Numbing the nation
From that moment on, the people became anaesthetised, no major protests shook Romania until recent years – 2013 against Gabriel Resources Gold Corporation, 2014 to help Klaus Iohannis win the general presidential election and 2015 to make the Government (PSD) resign following the Colectiv nightclub tragedy. After the PSD government fell, a technocratic cabinet was assembled by Dacian Cioloş, who demonstrated that the country could be governed ethically and effectively.
Unfortunately, December 2016 came and PSD won the parliamentary election with an overwhelming result, based on promises of higher wages and pensions. A series of coalitions and merges destabilised the opposition’s power so much in the past few years, that they managed to achieve a shameful result in this election.
The fight against corruption
Formed in 2003, The National Anticorruption Directorate (DNA) started investigating and prosecuting corruption-related offences (such as bribery, graft, patronage and embezzlement). Starting 2015, the agency managed to make real progress in fighting high-level corruption, after Laura Codruta Kövesi was appointed General-Prosecutor. The agency “currently employs 120 prosecutors working on more than 6,000 cases, and has successfully prosecuted dozens of mayors, five MPs, two ex-ministers and a former prime minister in 2014 alone. Hundreds of former judges and prosecutors have also been brought to justice, with a conviction rate above 90%”. Also, The DNA told Euronews that 1,250 people were put before the country’s justice system in 2015, including 16 MPs, five ministers, five senators and 97 mayors and deputy mayors. Among these people, a lot of them are PSD members or had/have ties to the party.
One of them is Liviu Dragnea, leader of the Social Democrat Party who won the election on December 2016. At the moment, Dragnea is being investigated together with his ex-wife for official misconduct and forgery. His trial was supposed to start this year on January 31st. Guess what happened after his party won the election and assembled the new cabinet.
Back to square one. The biggest protest since 1989
The moment it took office in January 2017, the new government led by Prime Minister Sorin Grindeanu, issued an emergency directive that decriminalises some major corruption offences. Here are a few alterations that will be added to the Penal Code:
- decriminalising official misconduct/abuse of power cases in which the financial damage is valued at less than 200,000 lei (€44,000)
- reducing punishment for such cases from 2-7 years prison time to 6 months-3 years or a fine
- eliminating the law stating that a convict cannot hold a public office job between 1-5 years
- the directive will stop ongoing investigations and prevent new ones from being launched, including Dragnea’s. Another decree might end up freeing convicted officials from prison.
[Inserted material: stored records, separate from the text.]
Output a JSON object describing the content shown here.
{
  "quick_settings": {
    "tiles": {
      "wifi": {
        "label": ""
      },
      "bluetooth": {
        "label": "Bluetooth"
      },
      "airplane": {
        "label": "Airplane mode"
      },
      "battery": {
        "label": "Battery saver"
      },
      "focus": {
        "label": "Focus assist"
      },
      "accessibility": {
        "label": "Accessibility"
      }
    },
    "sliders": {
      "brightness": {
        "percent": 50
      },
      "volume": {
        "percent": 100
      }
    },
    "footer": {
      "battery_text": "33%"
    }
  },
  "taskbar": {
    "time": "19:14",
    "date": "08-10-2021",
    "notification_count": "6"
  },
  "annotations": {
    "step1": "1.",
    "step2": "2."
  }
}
This is a major blow to the fight against corruption, not to mention a huge blow for democracy. People are outraged. Protests have been organised in Bucharest and in a lot of major cities around Romania. On the 1st of February alone, 150.000 marched in front of the Government building in Victory Square while another 100.000 marched in other cities. A total of 250.000 people protested and it is not over yet. This is the biggest protest since 1989.
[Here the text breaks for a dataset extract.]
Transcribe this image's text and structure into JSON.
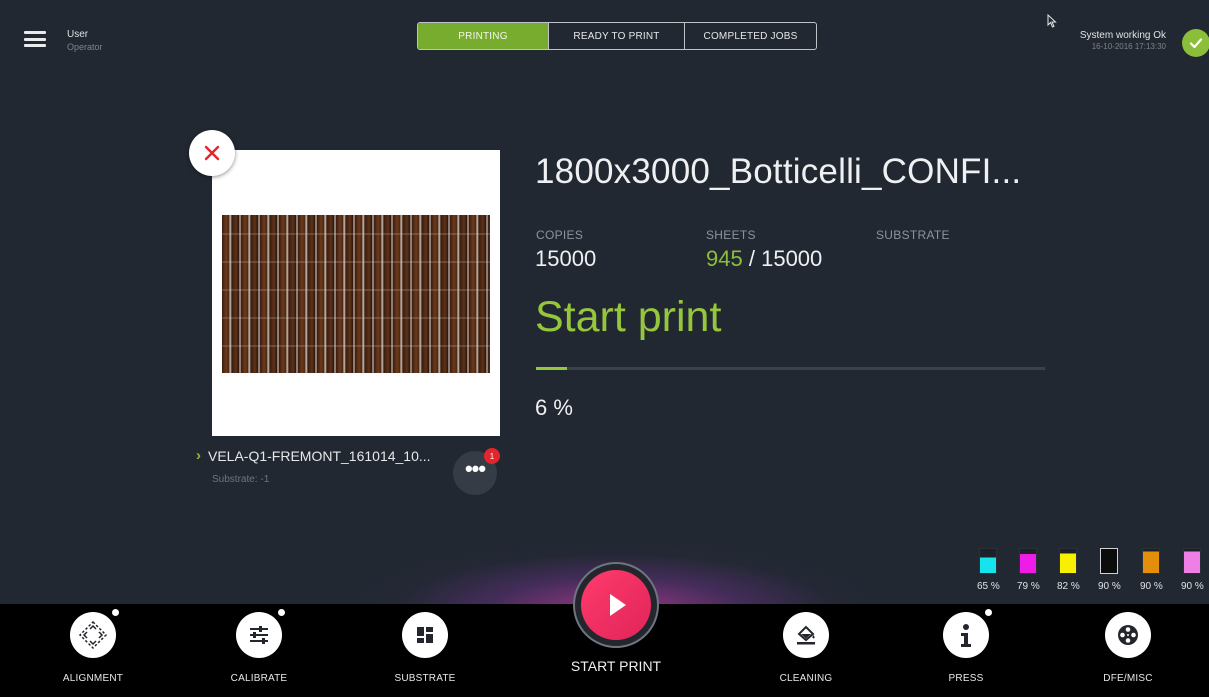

Using the excuse of “prison overcrowding”, the Government wants to justify pardoning its own political allies. This is outrages and it generated powerful reaction from EU officials and USA representatives. Everyone is following developments in Romania with great concern. Klaus Iohannis, the President of Romania, mainly holds ceremonial powers, but he is among the most fierce critics of the law.
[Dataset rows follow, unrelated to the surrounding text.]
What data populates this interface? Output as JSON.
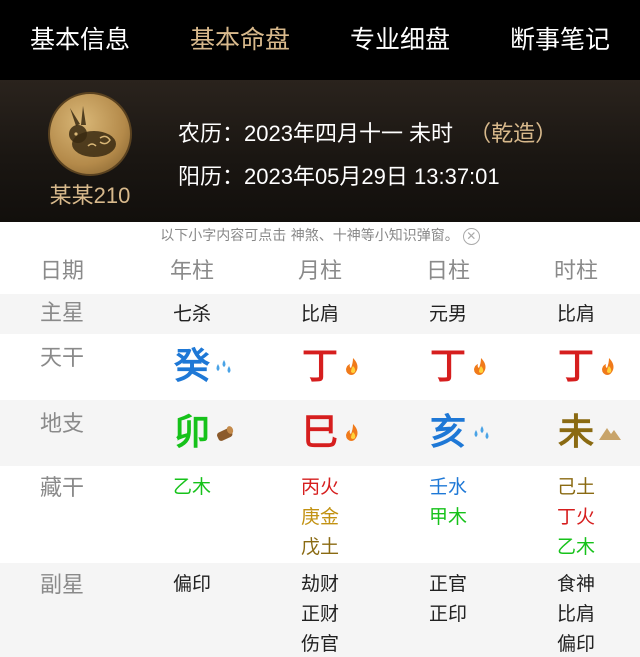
{
  "tabs": [
    {
      "label": "基本信息",
      "active": false
    },
    {
      "label": "基本命盘",
      "active": true
    },
    {
      "label": "专业细盘",
      "active": false
    },
    {
      "label": "断事笔记",
      "active": false
    }
  ],
  "header": {
    "avatar_icon": "rabbit-zodiac-icon",
    "name": "某某210",
    "lunar": "农历：2023年四月十一 未时",
    "qianzao": "（乾造）",
    "solar": "阳历：2023年05月29日 13:37:01"
  },
  "tip": {
    "text": "以下小字内容可点击 神煞、十神等小知识弹窗。",
    "close_icon": "close-circle-icon"
  },
  "table": {
    "headers": [
      "日期",
      "年柱",
      "月柱",
      "日柱",
      "时柱"
    ],
    "zhuxing": {
      "label": "主星",
      "values": [
        "七杀",
        "比肩",
        "元男",
        "比肩"
      ]
    },
    "tiangan": {
      "label": "天干",
      "values": [
        "癸",
        "丁",
        "丁",
        "丁"
      ],
      "icons": [
        "water-drops-icon",
        "fire-icon",
        "fire-icon",
        "fire-icon"
      ]
    },
    "dizhi": {
      "label": "地支",
      "values": [
        "卯",
        "巳",
        "亥",
        "未"
      ],
      "icons": [
        "wood-log-icon",
        "fire-icon",
        "water-drops-icon",
        "earth-mound-icon"
      ]
    },
    "canggan": {
      "label": "藏干",
      "values": [
        [
          "乙木"
        ],
        [
          "丙火",
          "庚金",
          "戊土"
        ],
        [
          "壬水",
          "甲木"
        ],
        [
          "己土",
          "丁火",
          "乙木"
        ]
      ]
    },
    "fuxing": {
      "label": "副星",
      "values": [
        [
          "偏印"
        ],
        [
          "劫财",
          "正财",
          "伤官"
        ],
        [
          "正官",
          "正印"
        ],
        [
          "食神",
          "比肩",
          "偏印"
        ]
      ]
    }
  },
  "colors": {
    "wood": "#16c21a",
    "fire": "#d61e1e",
    "water": "#1e78d6",
    "earth": "#8a6a12",
    "metal": "#c29213",
    "gold_accent": "#d8b98c"
  }
}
We have until 11th of February to repeal this emergency directive. If the government falls before repealing it, the interim government that will take its place will have limited powers and it will be unable to help. The moment this directive becomes effective, all the DNA ongoing investigations will cease.
We ask our government to repeal this emergency directive and then dismiss itself!
Cover photo by Dan Mihai Balanescu.